"It's clear Moscow is not prepared to let this issue stand in the way of the rest of U.S.-Russia relations," says Saunders.
As for the possibility of France casting a lone veto, "it's touch and go," says Lopez at the Krock Institute for Peace, which has been in regular contact with French diplomats. "At this point I'd say yes [to a French veto], but next week it might be no."
That's why, at least temporarily, France has emerged as the most important diplomatic player in the pending war with Iraq. In late August, French diplomats signaled that they were willing to work with the U.S., perhaps even to provide troops as they did during the Gulf War. But things cooled in September when the U.S. rejected Saddam's initial offer to allow inspectors back in the country. Then came France's suggestion of a two-step resolution, followed more recently by dismissive comments from the French prime minister, Jean-Pierre Raffarin, eschewing a "simplistic vision of the war of good against evil." The jab seemed clearly directed at the White House.
In recent weeks, France has become a sharp thorn in the side of the administration. "It's a position the French like to be in," notes Craig Parsons, director of the European Center at Syracuse University's Maxwell School of Public Affairs. "They have been making sure they take distinctive positions from the United States all through the postwar period."
Yet there are reasons why France's stance at the U.N. is not being dismissed out of hand as Gallic pride or quixotic obstructionism. For instance, despite often clashing with the U.S., French leaders recently backed U.S. military action in Afghanistan, Bosnia and Kosovo, which shows they are not allergic to all U.S. use of force. Also, led by newly elected President Jacques Chirac, France today is governed by moderate-to-conservative politicians, not left-wingers with a knee-jerk opposition to America's foreign policies.
"What could induce France to back America's campaign? I don't see it," says Leguey-Feilleux. "The concern for France is that the consequences of this war would be drastic. Then she could say: 'Look, listen to us next time.'"
Adding backbone to France's resolve is the fact that its position is immensely popular among French voters. Also, minus Britain, most of the European community stands behind France at the U.N., an uncommon occurrence. Especially comforting is the fact that Germany, in a rare move, has out-flanked France in its opposition to America's policy, thanks to the strident antiwar rhetoric from Chancellor Gerhard Schroeder during his successful reelection campaign.
Meanwhile, experts say, France would not pay that big of a political penalty for challenging the White House at the U.N., in part because it's not as dependent on the U.S. as Russia is. "There's not that much of a downside, given that current French leadership is already lukewarm to the United States' transatlantic agenda," says Parsons.
But can France openly oppose a war and still protect its significant economic interest in a post-Saddam Iraq? France is Iraq's biggest trade and investment partner in the West, with French commercial interests in Iraq now worth $4 billion.
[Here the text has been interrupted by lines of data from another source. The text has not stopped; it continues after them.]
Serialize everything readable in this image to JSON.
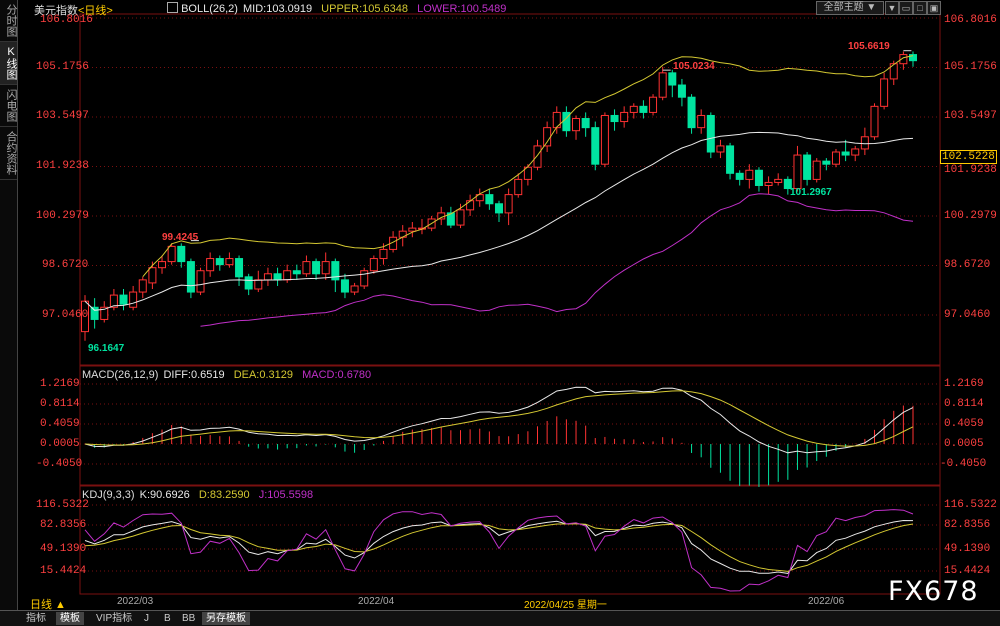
{
  "left_tabs": [
    "分时图",
    "K线图",
    "闪电图",
    "合约资料"
  ],
  "header": {
    "title": "美元指数",
    "period": "<日线>",
    "boll": {
      "label": "BOLL(26,2)",
      "mid": "MID:103.0919",
      "upper": "UPPER:105.6348",
      "lower": "LOWER:100.5489"
    },
    "theme_button": "全部主题",
    "window_buttons": [
      "▼",
      "▭",
      "□",
      "▣"
    ]
  },
  "colors": {
    "up": "#ff3232",
    "down": "#00e4a0",
    "mid": "#e8e8e8",
    "upper": "#d4c832",
    "lower": "#c030c8",
    "grid": "#7a1010",
    "text_red": "#ff4040"
  },
  "main_axis": {
    "ticks": [
      "106.8016",
      "105.1756",
      "103.5497",
      "101.9238",
      "100.2979",
      "98.6720",
      "97.0460"
    ],
    "current": "102.5228"
  },
  "annotations": {
    "high1": "99.4245",
    "high2": "105.0234",
    "high3": "105.6619",
    "low1": "96.1647",
    "low2": "101.2967"
  },
  "macd": {
    "label": "MACD(26,12,9)",
    "diff": "DIFF:0.6519",
    "dea": "DEA:0.3129",
    "macd": "MACD:0.6780",
    "ticks": [
      "1.2169",
      "0.8114",
      "0.4059",
      "0.0005",
      "-0.4050"
    ]
  },
  "kdj": {
    "label": "KDJ(9,3,3)",
    "k": "K:90.6926",
    "d": "D:83.2590",
    "j": "J:105.5598",
    "ticks": [
      "116.5322",
      "82.8356",
      "49.1390",
      "15.4424"
    ]
  },
  "dates": [
    "2022/03",
    "2022/04",
    "2022/04/25 星期一",
    "2022/06"
  ],
  "period_label": "日线 ▲",
  "bottom_tabs": [
    "指标",
    "模板",
    "VIP指标",
    "J",
    "B",
    "BB",
    "另存模板"
  ],
  "watermark": "FX678",
  "chart_data": {
    "type": "candlestick",
    "candles": [
      [
        96.5,
        97.5,
        96.2,
        97.7
      ],
      [
        97.3,
        96.9,
        96.6,
        97.6
      ],
      [
        96.9,
        97.3,
        96.8,
        97.5
      ],
      [
        97.3,
        97.7,
        97.2,
        97.9
      ],
      [
        97.7,
        97.4,
        97.2,
        97.9
      ],
      [
        97.3,
        97.8,
        97.2,
        98.0
      ],
      [
        97.8,
        98.2,
        97.6,
        98.3
      ],
      [
        98.1,
        98.6,
        97.9,
        98.8
      ],
      [
        98.6,
        98.8,
        98.4,
        99.0
      ],
      [
        98.8,
        99.3,
        98.7,
        99.4
      ],
      [
        99.3,
        98.8,
        98.6,
        99.4
      ],
      [
        98.8,
        97.8,
        97.6,
        98.9
      ],
      [
        97.8,
        98.5,
        97.7,
        98.6
      ],
      [
        98.5,
        98.9,
        98.3,
        99.1
      ],
      [
        98.9,
        98.7,
        98.5,
        99.0
      ],
      [
        98.7,
        98.9,
        98.6,
        99.1
      ],
      [
        98.9,
        98.3,
        98.0,
        99.0
      ],
      [
        98.3,
        97.9,
        97.7,
        98.4
      ],
      [
        97.9,
        98.2,
        97.8,
        98.5
      ],
      [
        98.2,
        98.4,
        98.0,
        98.6
      ],
      [
        98.4,
        98.2,
        98.0,
        98.6
      ],
      [
        98.2,
        98.5,
        98.1,
        98.7
      ],
      [
        98.5,
        98.4,
        98.2,
        98.7
      ],
      [
        98.4,
        98.8,
        98.3,
        99.0
      ],
      [
        98.8,
        98.4,
        98.2,
        98.9
      ],
      [
        98.4,
        98.8,
        98.2,
        99.1
      ],
      [
        98.8,
        98.2,
        97.8,
        98.9
      ],
      [
        98.2,
        97.8,
        97.6,
        98.4
      ],
      [
        97.8,
        98.0,
        97.7,
        98.1
      ],
      [
        98.0,
        98.5,
        97.9,
        98.6
      ],
      [
        98.5,
        98.9,
        98.4,
        99.0
      ],
      [
        98.9,
        99.2,
        98.7,
        99.4
      ],
      [
        99.2,
        99.6,
        99.1,
        99.8
      ],
      [
        99.6,
        99.8,
        99.3,
        100.0
      ],
      [
        99.8,
        99.9,
        99.6,
        100.1
      ],
      [
        99.9,
        99.9,
        99.7,
        100.2
      ],
      [
        99.9,
        100.2,
        99.8,
        100.3
      ],
      [
        100.2,
        100.4,
        100.0,
        100.6
      ],
      [
        100.4,
        100.0,
        99.9,
        100.6
      ],
      [
        100.0,
        100.5,
        99.9,
        100.7
      ],
      [
        100.5,
        100.8,
        100.3,
        101.0
      ],
      [
        100.8,
        101.0,
        100.6,
        101.2
      ],
      [
        101.0,
        100.7,
        100.5,
        101.2
      ],
      [
        100.7,
        100.4,
        100.1,
        100.8
      ],
      [
        100.4,
        101.0,
        100.0,
        101.2
      ],
      [
        101.0,
        101.5,
        100.9,
        101.7
      ],
      [
        101.5,
        101.9,
        101.3,
        102.0
      ],
      [
        101.9,
        102.6,
        101.8,
        102.8
      ],
      [
        102.6,
        103.2,
        102.4,
        103.4
      ],
      [
        103.2,
        103.7,
        103.0,
        103.9
      ],
      [
        103.7,
        103.1,
        102.9,
        103.9
      ],
      [
        103.1,
        103.5,
        102.8,
        103.6
      ],
      [
        103.5,
        103.2,
        102.9,
        103.7
      ],
      [
        103.2,
        102.0,
        101.8,
        103.4
      ],
      [
        102.0,
        103.6,
        101.9,
        103.7
      ],
      [
        103.6,
        103.4,
        103.1,
        103.8
      ],
      [
        103.4,
        103.7,
        103.2,
        103.9
      ],
      [
        103.7,
        103.9,
        103.5,
        104.0
      ],
      [
        103.9,
        103.7,
        103.5,
        104.1
      ],
      [
        103.7,
        104.2,
        103.6,
        104.3
      ],
      [
        104.2,
        105.0,
        104.1,
        105.2
      ],
      [
        105.0,
        104.6,
        104.2,
        105.1
      ],
      [
        104.6,
        104.2,
        103.9,
        104.8
      ],
      [
        104.2,
        103.2,
        103.0,
        104.3
      ],
      [
        103.2,
        103.6,
        103.0,
        103.8
      ],
      [
        103.6,
        102.4,
        102.2,
        103.7
      ],
      [
        102.4,
        102.6,
        102.2,
        102.8
      ],
      [
        102.6,
        101.7,
        101.5,
        102.7
      ],
      [
        101.7,
        101.5,
        101.3,
        101.8
      ],
      [
        101.5,
        101.8,
        101.2,
        102.0
      ],
      [
        101.8,
        101.3,
        101.1,
        101.9
      ],
      [
        101.3,
        101.4,
        101.0,
        101.6
      ],
      [
        101.4,
        101.5,
        101.3,
        101.7
      ],
      [
        101.5,
        101.2,
        101.0,
        101.6
      ],
      [
        101.2,
        102.3,
        101.1,
        102.6
      ],
      [
        102.3,
        101.5,
        101.3,
        102.4
      ],
      [
        101.5,
        102.1,
        101.4,
        102.2
      ],
      [
        102.1,
        102.0,
        101.8,
        102.2
      ],
      [
        102.0,
        102.4,
        101.9,
        102.5
      ],
      [
        102.4,
        102.3,
        102.1,
        102.8
      ],
      [
        102.3,
        102.5,
        102.1,
        102.6
      ],
      [
        102.5,
        102.9,
        102.3,
        103.2
      ],
      [
        102.9,
        103.9,
        102.8,
        104.0
      ],
      [
        103.9,
        104.8,
        103.8,
        105.0
      ],
      [
        104.8,
        105.3,
        104.6,
        105.4
      ],
      [
        105.3,
        105.6,
        105.1,
        105.7
      ],
      [
        105.6,
        105.4,
        105.2,
        105.7
      ]
    ],
    "title": "美元指数",
    "y_range": [
      95.8,
      107.0
    ]
  }
}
And Iraq reportedly owes France $4.5 billion.
They can be protected, Parsons says, thanks to France's historical ties with Iraq. Also, France could gain economic entry when America inevitably calls on its European allies to help rebuild the nation after the war. "I think French will have a reentry strategy no matter what happens," he says.
No doubt as negotiations intensify this week at the U.N., that reentry strategy will be a topic of much private debate.